Joe Rogan is the best and biggest advocate for BJJ. Over the course of the last two decades, Rogan has been promoting jiu-jitsu to the millions of his listeners and peers.
He initially took up karate at age 14 and started taekwondo a year later. At age 19, he won the US Open Championship taekwondo tournament as a lightweight and became a Massachusetts full-contact state champion for four consecutive years.
Rogan also practiced amateur kickboxing, holding a 2-1 record, before retiring from competition at age 21. He cited frequent headaches and fear of sustaining more severe injuries as reasons for his retirement.
He became a fan of BJJ after watching Royce Gracie compete at UFC 2: No Way Out in 1994. Shortly after he started training jiu-jitsu and has achieved ranks of BJJ black belt under Jean Jacques Machado and, friend, Eddie Bravo.
Rogan discussed the optimal way to go into BJJ on a podcast featuring Neuro Scientis Andrew Huberman. Huberman was a skater in his youth and had since picked up weight lifting.

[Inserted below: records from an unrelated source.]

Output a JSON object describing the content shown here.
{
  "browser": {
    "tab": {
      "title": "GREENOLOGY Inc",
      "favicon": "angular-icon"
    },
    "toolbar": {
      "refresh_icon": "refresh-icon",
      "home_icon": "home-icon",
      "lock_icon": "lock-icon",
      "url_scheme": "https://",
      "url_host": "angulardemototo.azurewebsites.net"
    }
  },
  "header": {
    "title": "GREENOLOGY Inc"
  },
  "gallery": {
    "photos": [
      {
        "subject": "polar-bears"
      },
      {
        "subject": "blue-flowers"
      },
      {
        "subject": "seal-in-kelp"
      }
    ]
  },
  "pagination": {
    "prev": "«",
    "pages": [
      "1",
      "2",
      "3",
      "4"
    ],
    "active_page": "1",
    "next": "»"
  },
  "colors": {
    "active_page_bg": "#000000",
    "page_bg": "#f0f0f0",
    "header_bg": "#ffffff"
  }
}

“Ground game’s complicated. I mean, I’ve been training since 1996 and there’s still some s**t that I don’t understand. ”
Huberman asked: “And you recommend if someone were going to start they maybe 2 to 3 times a week or is it it’s a daily commitment?”
“No, you don’t have to do it every day. I mean, if you did, you’d get better, but you’d also get injured. So I think I think in the beginning, two times a week is really good and then build up to more if you enjoy it, I think you probably enjoy it. But I’ve seen people get pretty damn good inside of six months, especially someone like you is very physical and already in shape.”
Please provide transcription credit with a link to this article if you use any of these quotes on your website otherwise we’ll be forced to legally pursue our options.
– Editorial staff of BJJDOC